Similarly, yet from a legal perspective, the O’Neill Institute’s Health and Human Rights Initiative and National HIV/AIDS Initiative work to move beyond the traditional approach to academic scholarship to create real-world policy solutions through research in partnership with local, national, and global communities. Our work rests on a collaborative and interdisciplinary approach that brings together diverse stakeholders including many of the groups that Rae’s project presents.

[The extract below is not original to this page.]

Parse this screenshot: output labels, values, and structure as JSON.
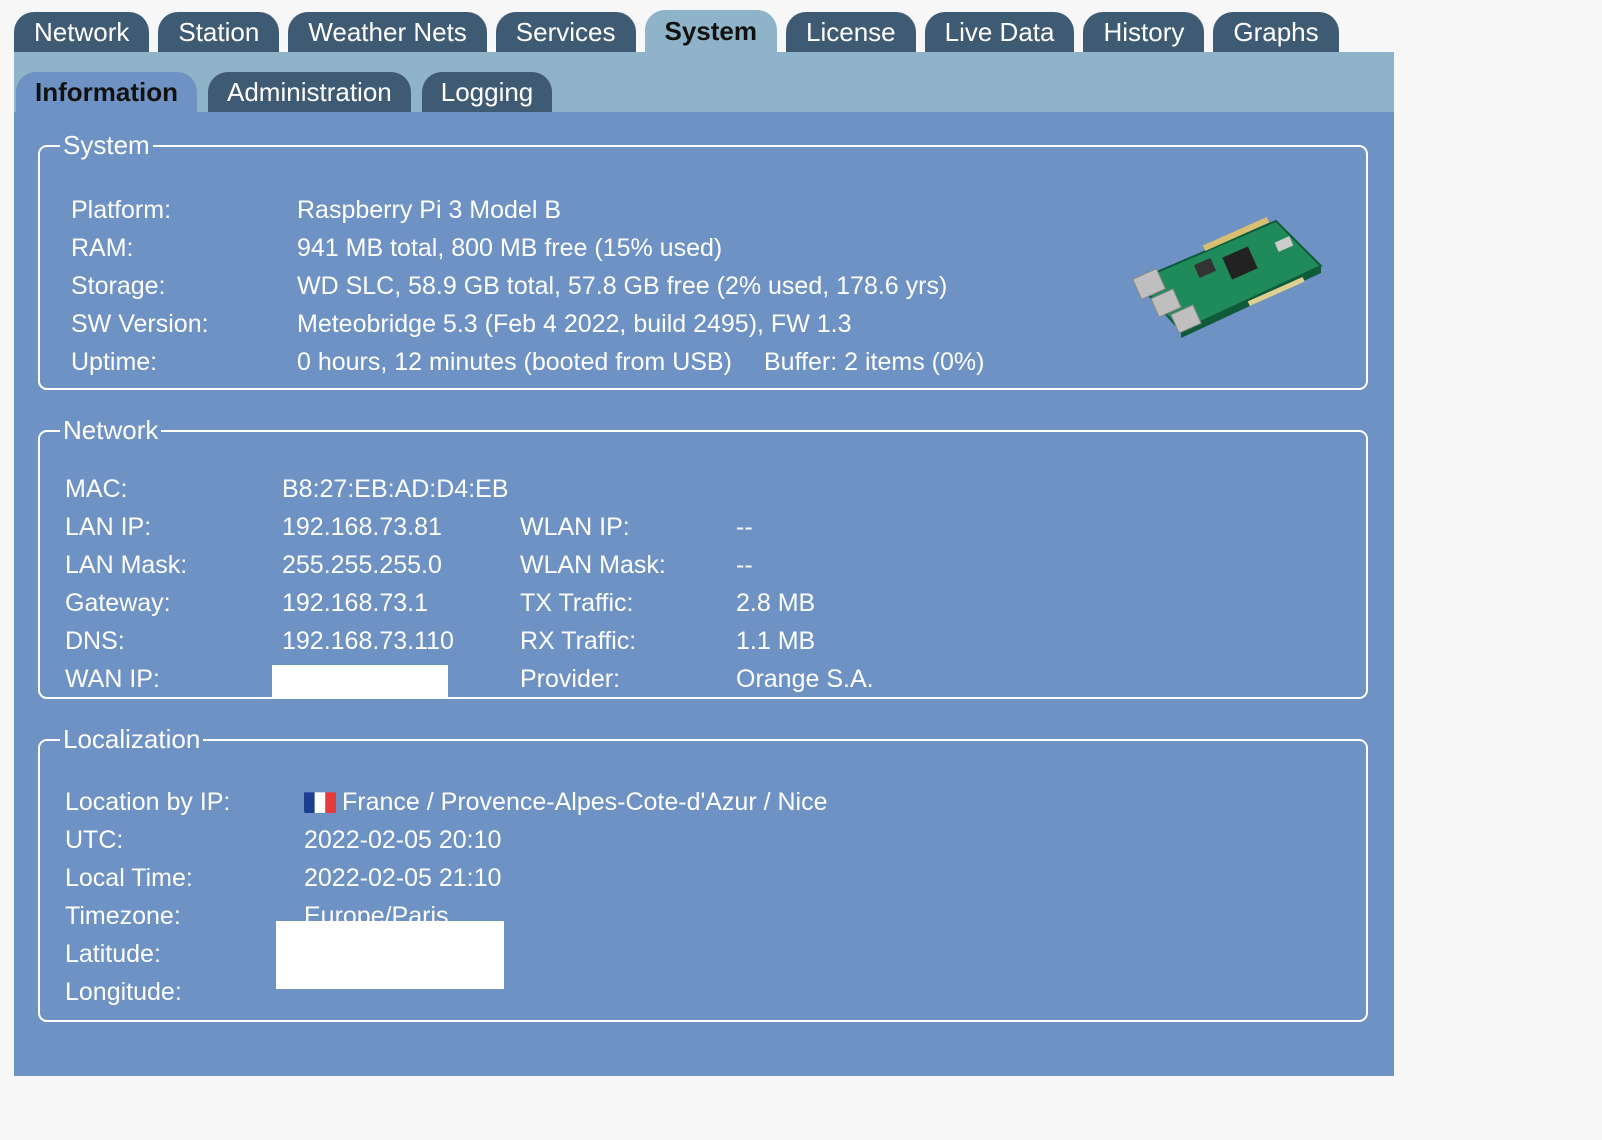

In addition to the Health and Human Rights Initiative’s Dialogues on Being Human, the National HIV/AIDS Initiative is working on the second part of two-part Blueprint for Biomedical HIV Prevention focused on supporting uptake of biomedical HIV prevention modalities for communities of color. The National HIV/AIDS Initiative also has a project exploring how to support uptake of effective HIV prevention and treatment for adolescents and young adults, with a focus on young Black gay and bisexual men, and a new project exploring HIV prevention among Latino gay and bisexual men. Recently, the National HIV/AIDS Initiative has begun to explore the impact of criminal laws and policies on sex workers’ access to HIV prevention and care services and launched its augural HIV/Health Justice Speaker Series, a series of talks for scholars, lawyers, and advocates on the relationship between HIV, health, and criminal justice, including the impact of criminal law on sex workers and people who use drugs. For more information about this work, please check out our webpage.

This blog post was co-authored by Javier Saladich, a Summer Research Intern at the O’Neill Institute. Javier is a third-year law student at ESADE Business and Law School in Barcelona, Spain.